Well. I still have that book on my shelves and it is still high up on my list of remembered books. I have written up numerous pages just in the last few days from another fascinating book I am reading and it does feel good to be keeping a commonplace book once again. In my quick perusal of information for this post, I found a lot of great photos with a Google search and came across a blog post from Tom Standage who wrote the book, Writing on the Wall, about the history of our human communication in terms of "social media". There is documentation contained in the book about the commonplace book and how they were, along with diaries, often shared publicly.  We are social creatures and always have been, it's just that the terms of engagement have changed. Anyway, I'm quite anxious to read this book and am momentarily off to head into town to the public library to check it out. I encourage you to read that post by Tom Standage, as it quite fascinating...at least to me!

Have a great week ahead....enjoy the spring weather....if you have it to enjoy!

Friday, April 1, 2016

Studio Update

Greetings on the first day of April! Just touching base with a Friday report on the goings on in the studio. Since I have quite a bit of backlog of work from my show to share with you and to list in my shop, I've decided to spend some time making some "slow work". I've returned to the handmade paper (the stack of it my husband made many moons ago). Slow drawing, slow thinking, letting the work emerge and take new directions if it likes. Attached are a couple photos below.

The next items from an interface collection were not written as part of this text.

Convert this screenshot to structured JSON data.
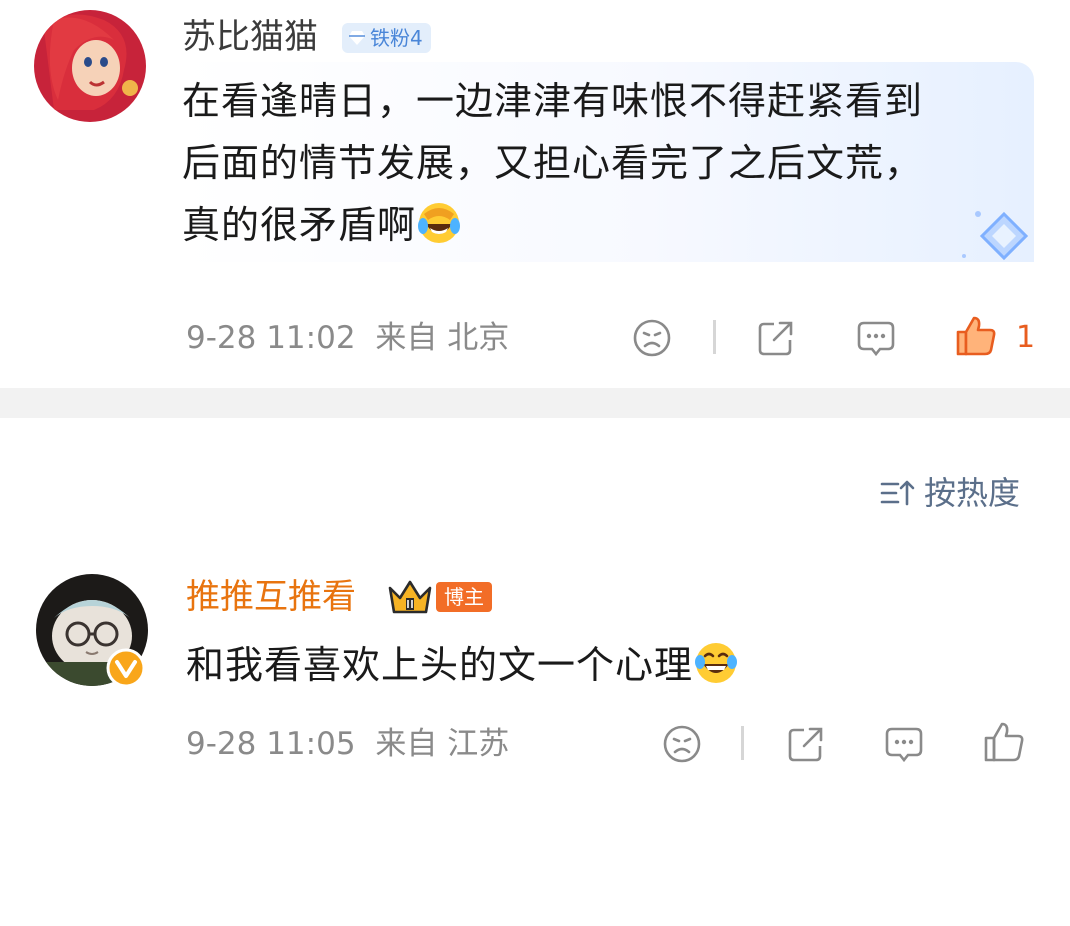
{
  "comment1": {
    "username": "苏比猫猫",
    "fan_badge": "铁粉4",
    "lines": [
      "在看逢晴日，一边津津有味恨不得赶紧看到",
      "后面的情节发展，又担心看完了之后文荒，",
      "真的很矛盾啊"
    ],
    "time": "9-28 11:02",
    "location": "来自 北京",
    "like_count": "1"
  },
  "sort": {
    "label": "按热度"
  },
  "comment2": {
    "username": "推推互推看",
    "role_badge": "博主",
    "text": "和我看喜欢上头的文一个心理",
    "time": "9-28 11:05",
    "location": "来自 江苏"
  },
  "colors": {
    "accent_orange": "#e8740f",
    "like_orange": "#e85d1f",
    "meta_gray": "#8a8a8a",
    "fan_blue": "#4a86d8"
  },
  "icons": [
    "dislike-icon",
    "share-icon",
    "comment-icon",
    "like-icon",
    "sort-icon",
    "verified-icon",
    "crown-icon",
    "laugh-cry-emoji"
  ]
}
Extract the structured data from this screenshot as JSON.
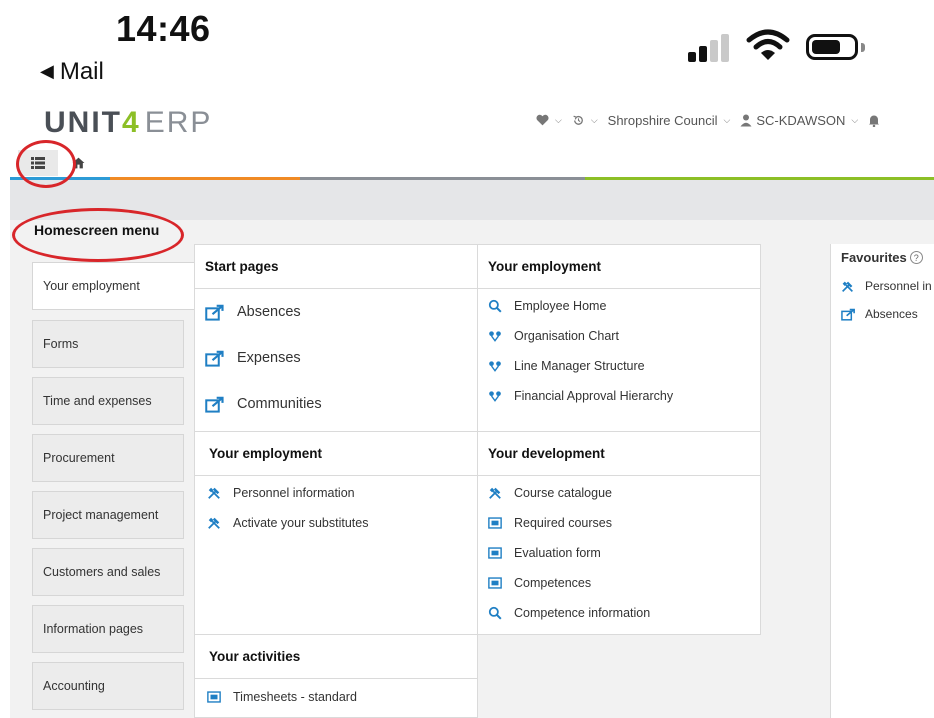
{
  "status_bar": {
    "time": "14:46",
    "back_label": "Mail",
    "back_arrow": "◀"
  },
  "header": {
    "logo_part1": "UNIT",
    "logo_part2": "4",
    "logo_part3": "ERP",
    "org": "Shropshire Council",
    "user": "SC-KDAWSON"
  },
  "homescreen_title": "Homescreen menu",
  "left_menu": [
    {
      "label": "Your employment",
      "active": true
    },
    {
      "label": "Forms"
    },
    {
      "label": "Time and expenses"
    },
    {
      "label": "Procurement"
    },
    {
      "label": "Project management"
    },
    {
      "label": "Customers and sales"
    },
    {
      "label": "Information pages"
    },
    {
      "label": "Accounting"
    }
  ],
  "sections": {
    "start_pages": {
      "title": "Start pages",
      "items": [
        {
          "label": "Absences",
          "icon": "external-link-icon"
        },
        {
          "label": "Expenses",
          "icon": "external-link-icon"
        },
        {
          "label": "Communities",
          "icon": "external-link-icon"
        }
      ]
    },
    "your_employment_right": {
      "title": "Your employment",
      "items": [
        {
          "label": "Employee Home",
          "icon": "search-icon"
        },
        {
          "label": "Organisation Chart",
          "icon": "hierarchy-icon"
        },
        {
          "label": "Line Manager Structure",
          "icon": "hierarchy-icon"
        },
        {
          "label": "Financial Approval Hierarchy",
          "icon": "hierarchy-icon"
        }
      ]
    },
    "your_employment_left": {
      "title": "Your employment",
      "items": [
        {
          "label": "Personnel information",
          "icon": "tools-icon"
        },
        {
          "label": "Activate your substitutes",
          "icon": "tools-icon"
        }
      ]
    },
    "your_development": {
      "title": "Your development",
      "items": [
        {
          "label": "Course catalogue",
          "icon": "tools-icon"
        },
        {
          "label": "Required courses",
          "icon": "form-icon"
        },
        {
          "label": "Evaluation form",
          "icon": "form-icon"
        },
        {
          "label": "Competences",
          "icon": "form-icon"
        },
        {
          "label": "Competence information",
          "icon": "search-icon"
        }
      ]
    },
    "your_activities": {
      "title": "Your activities",
      "items": [
        {
          "label": "Timesheets - standard",
          "icon": "form-icon"
        }
      ]
    }
  },
  "favourites": {
    "title": "Favourites",
    "help": "?",
    "items": [
      {
        "label": "Personnel in",
        "icon": "tools-icon"
      },
      {
        "label": "Absences",
        "icon": "external-link-icon"
      }
    ]
  },
  "colors": {
    "brand_green": "#8cbf26",
    "annotation_red": "#d8262a",
    "icon_blue": "#1f7fc4"
  }
}
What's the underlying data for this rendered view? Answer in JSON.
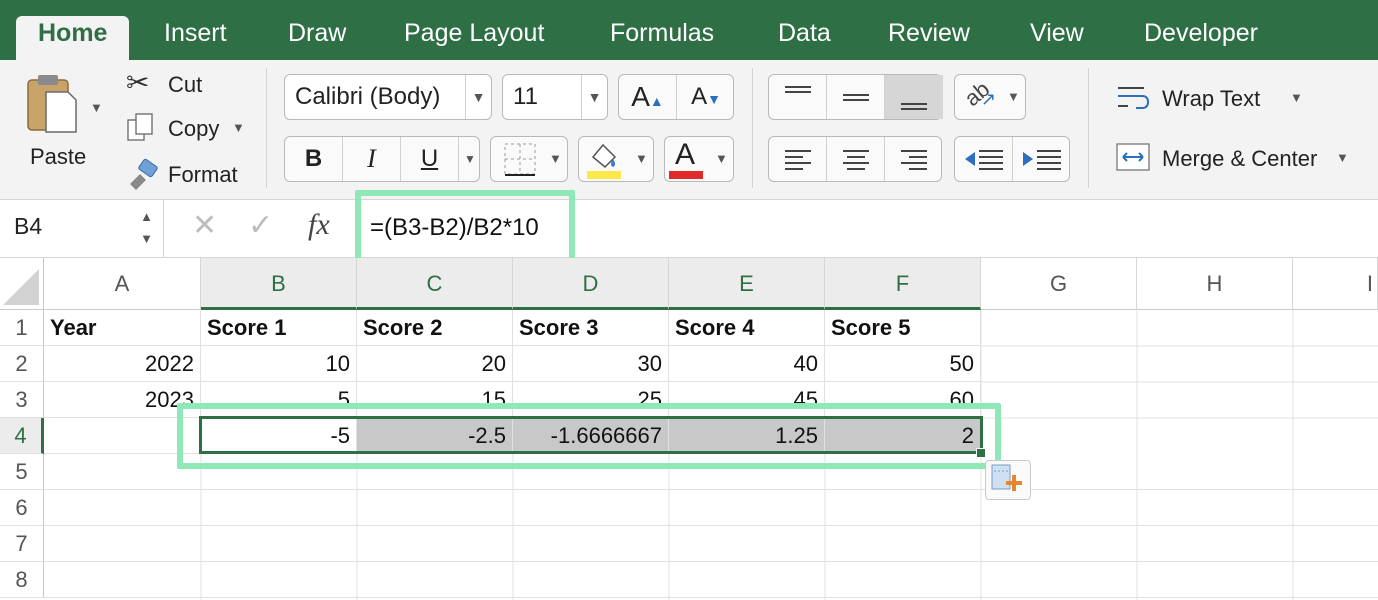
{
  "tabs": [
    "Home",
    "Insert",
    "Draw",
    "Page Layout",
    "Formulas",
    "Data",
    "Review",
    "View",
    "Developer"
  ],
  "clipboard": {
    "paste": "Paste",
    "cut": "Cut",
    "copy": "Copy",
    "format": "Format"
  },
  "font": {
    "name": "Calibri (Body)",
    "size": "11",
    "bold": "B",
    "italic": "I",
    "underline": "U",
    "grow": "A",
    "shrink": "A",
    "font_color_letter": "A"
  },
  "alignment": {
    "wrap_text": "Wrap Text",
    "merge_center": "Merge & Center"
  },
  "formula_bar": {
    "cell_ref": "B4",
    "fx": "fx",
    "formula": "=(B3-B2)/B2*10"
  },
  "colors": {
    "accent": "#2f6f45",
    "highlight": "#8fe8b8",
    "fill_color": "#ffe84a",
    "font_color": "#e02a2a"
  },
  "columns": [
    "A",
    "B",
    "C",
    "D",
    "E",
    "F",
    "G",
    "H",
    "I"
  ],
  "rows": [
    "1",
    "2",
    "3",
    "4",
    "5",
    "6",
    "7",
    "8"
  ],
  "cells": {
    "r1": [
      "Year",
      "Score 1",
      "Score 2",
      "Score 3",
      "Score 4",
      "Score 5"
    ],
    "r2": [
      "2022",
      "10",
      "20",
      "30",
      "40",
      "50"
    ],
    "r3": [
      "2023",
      "5",
      "15",
      "25",
      "45",
      "60"
    ],
    "r4": [
      "",
      "-5",
      "-2.5",
      "-1.6666667",
      "1.25",
      "2"
    ]
  }
}
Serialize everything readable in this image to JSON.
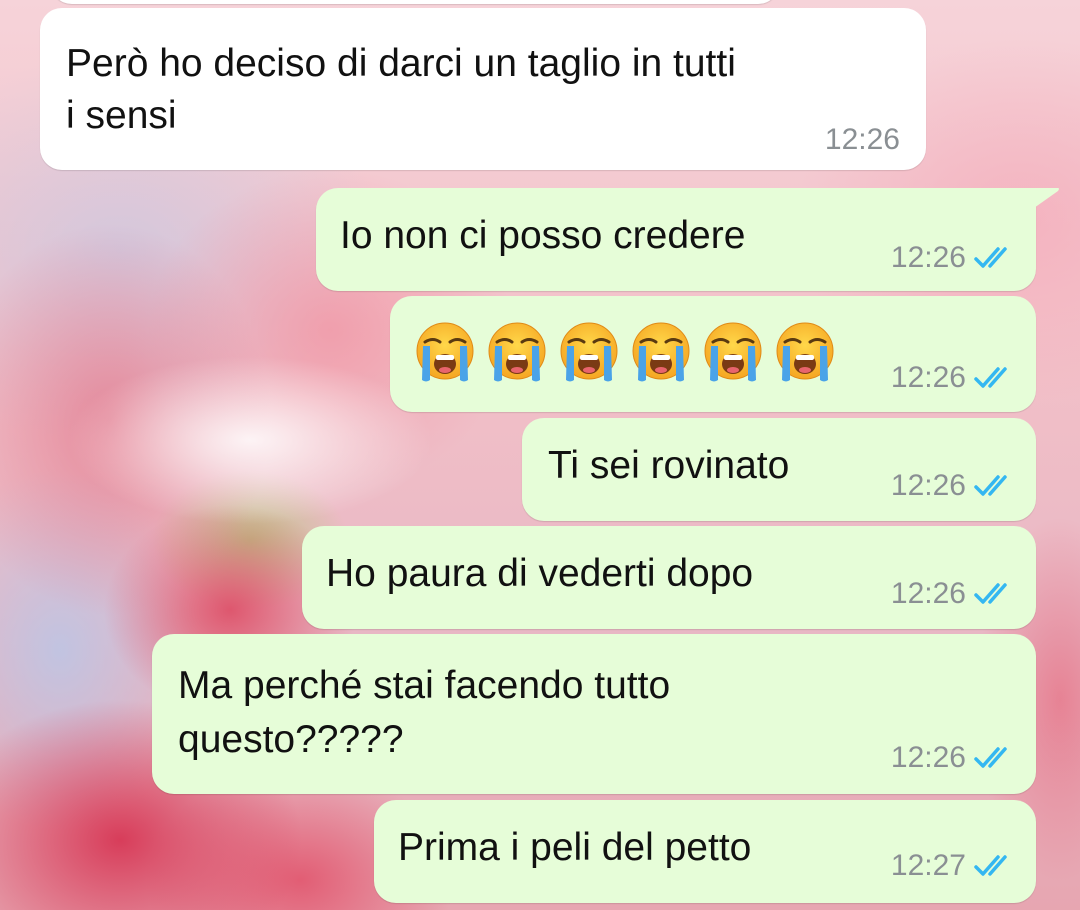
{
  "chat": {
    "messages": [
      {
        "direction": "incoming",
        "text_lines": [
          "Però ho deciso di darci un taglio in tutti",
          "i sensi"
        ],
        "time": "12:26"
      },
      {
        "direction": "outgoing",
        "text": "Io non ci posso credere",
        "time": "12:26",
        "status": "read"
      },
      {
        "direction": "outgoing",
        "emoji": "loudly-crying-face",
        "emoji_count": 6,
        "time": "12:26",
        "status": "read"
      },
      {
        "direction": "outgoing",
        "text": "Ti sei rovinato",
        "time": "12:26",
        "status": "read"
      },
      {
        "direction": "outgoing",
        "text": "Ho paura di vederti dopo",
        "time": "12:26",
        "status": "read"
      },
      {
        "direction": "outgoing",
        "text_lines": [
          "Ma perché stai facendo tutto",
          "questo?????"
        ],
        "time": "12:26",
        "status": "read"
      },
      {
        "direction": "outgoing",
        "text": "Prima i peli del petto",
        "time": "12:27",
        "status": "read"
      }
    ]
  },
  "colors": {
    "incoming_bubble": "#ffffff",
    "outgoing_bubble": "#e6fdd8",
    "read_ticks": "#34b7f1",
    "timestamp": "#8a8f93"
  },
  "icons": {
    "read_receipt": "double-check-icon",
    "emoji": "loudly-crying-face-emoji"
  }
}
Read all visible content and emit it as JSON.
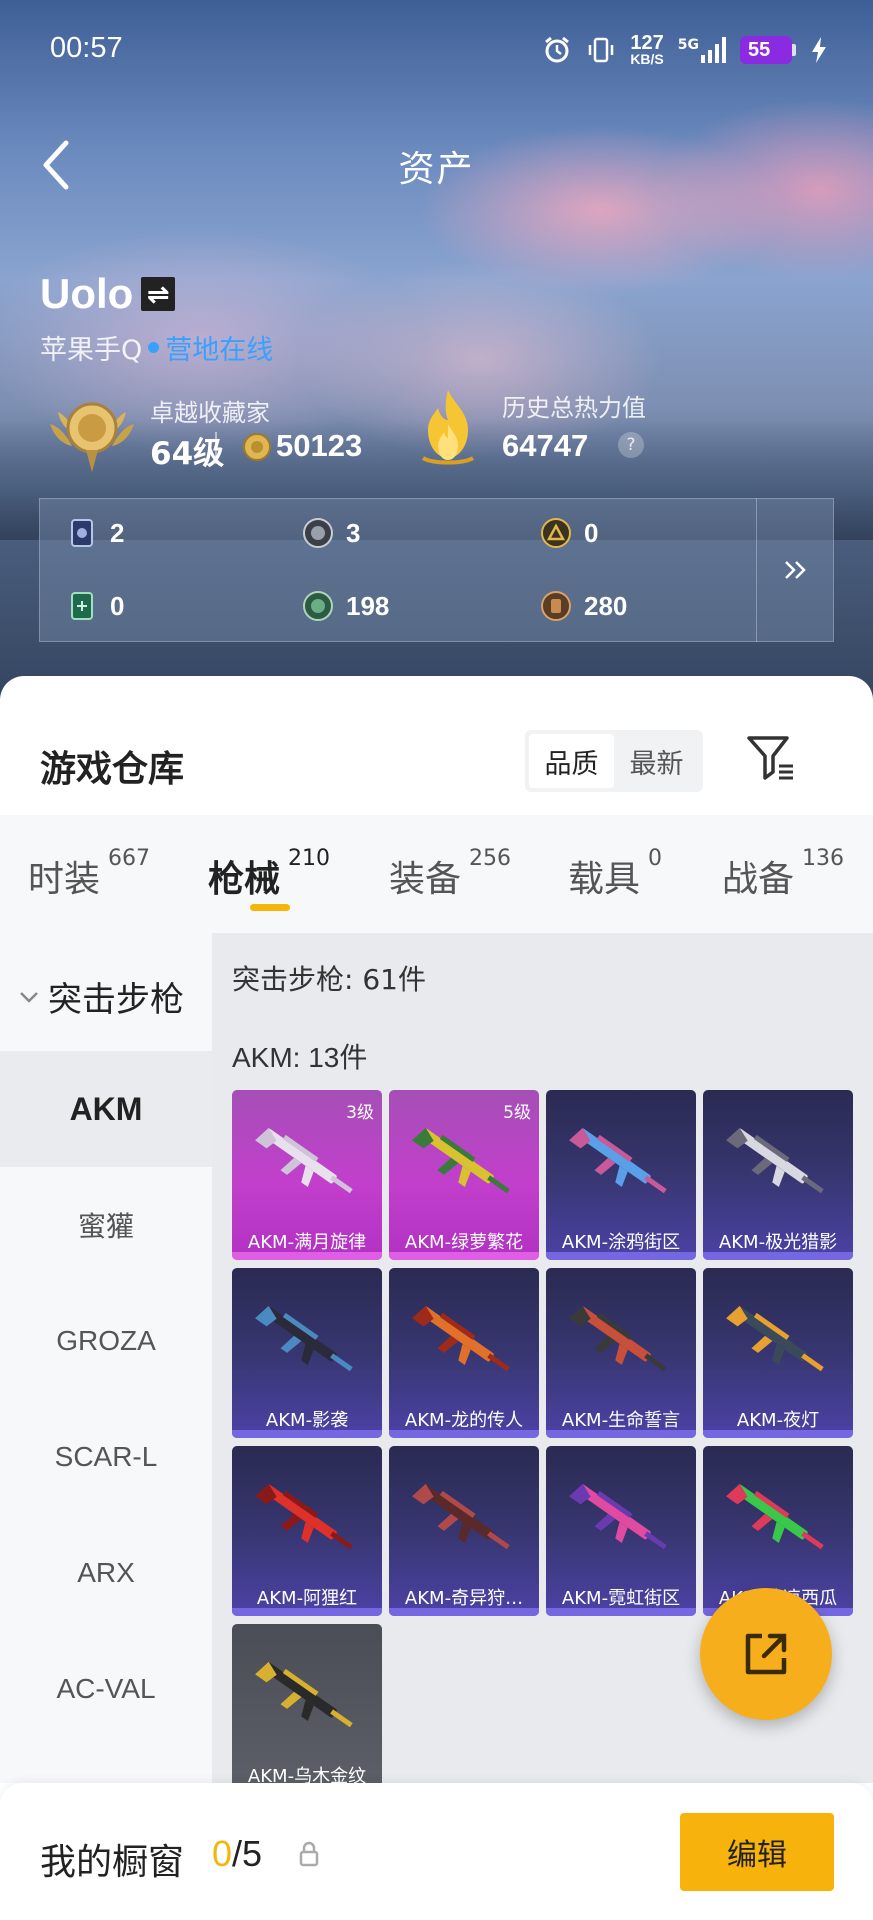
{
  "status_bar": {
    "time": "00:57",
    "net_speed": "127",
    "net_unit": "KB/S",
    "net_type": "5G",
    "battery": "55"
  },
  "header": {
    "title": "资产"
  },
  "player": {
    "name": "Uolo",
    "platform": "苹果手Q",
    "online_status": "营地在线",
    "rank_label": "卓越收藏家",
    "rank_level": "64级",
    "coins": "50123",
    "heat_label": "历史总热力值",
    "heat_value": "64747",
    "help": "?"
  },
  "stats": [
    {
      "icon": "card-pack-icon",
      "value": "2"
    },
    {
      "icon": "silver-medal-icon",
      "value": "3"
    },
    {
      "icon": "gold-emblem-icon",
      "value": "0"
    },
    {
      "icon": "green-card-icon",
      "value": "0"
    },
    {
      "icon": "green-coin-icon",
      "value": "198"
    },
    {
      "icon": "bronze-coin-icon",
      "value": "280"
    }
  ],
  "warehouse": {
    "title": "游戏仓库",
    "sort_options": [
      "品质",
      "最新"
    ],
    "sort_selected": "品质"
  },
  "tabs": [
    {
      "label": "时装",
      "count": "667"
    },
    {
      "label": "枪械",
      "count": "210",
      "active": true
    },
    {
      "label": "装备",
      "count": "256"
    },
    {
      "label": "载具",
      "count": "0"
    },
    {
      "label": "战备",
      "count": "136"
    }
  ],
  "categories": {
    "group": "突击步枪",
    "items": [
      "AKM",
      "蜜獾",
      "GROZA",
      "SCAR-L",
      "ARX",
      "AC-VAL"
    ],
    "selected": "AKM"
  },
  "content": {
    "group_title": "突击步枪: 61件",
    "sub_title": "AKM: 13件",
    "cards": [
      {
        "name": "AKM-满月旋律",
        "grade": "3级",
        "tier": "pink"
      },
      {
        "name": "AKM-绿萝繁花",
        "grade": "5级",
        "tier": "pink"
      },
      {
        "name": "AKM-涂鸦街区",
        "grade": "",
        "tier": "purple"
      },
      {
        "name": "AKM-极光猎影",
        "grade": "",
        "tier": "purple"
      },
      {
        "name": "AKM-影袭",
        "grade": "",
        "tier": "purple"
      },
      {
        "name": "AKM-龙的传人",
        "grade": "",
        "tier": "purple"
      },
      {
        "name": "AKM-生命誓言",
        "grade": "",
        "tier": "purple"
      },
      {
        "name": "AKM-夜灯",
        "grade": "",
        "tier": "purple"
      },
      {
        "name": "AKM-阿狸红",
        "grade": "",
        "tier": "purple"
      },
      {
        "name": "AKM-奇异狩…",
        "grade": "",
        "tier": "purple"
      },
      {
        "name": "AKM-霓虹街区",
        "grade": "",
        "tier": "purple"
      },
      {
        "name": "AKM-冰凉西瓜",
        "grade": "",
        "tier": "purple"
      },
      {
        "name": "AKM-乌木金纹",
        "grade": "",
        "tier": "gray"
      }
    ]
  },
  "showcase": {
    "label": "我的橱窗",
    "current": "0",
    "total": "/5",
    "edit_label": "编辑"
  },
  "colors": {
    "accent": "#f5b50a",
    "online": "#3aa0ff",
    "pink_tier": "#c23fcc",
    "purple_tier": "#373670"
  }
}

There is no sizing in the paper (it's made from recycled cast off prints) and it's curling, so I've now sprayed the back lightly with water and have the sheets under weight. We'll see where this piece goes....hopefully will take me someplace I've not been before!

These are some of the found text altarpieces that are awaiting their turn at the camera for a proper portrait....I listed the first one, Words Spoken, on Etsy yesterday.

Do hope you have a fine weekend. We are off to Sioux Falls for an opening reception, so hope to have a fun evening. I'll see you on Monday with another new blog feature. Hoping to meet you here on Monday, Wednesday and Friday....if I can keep up such a schedule!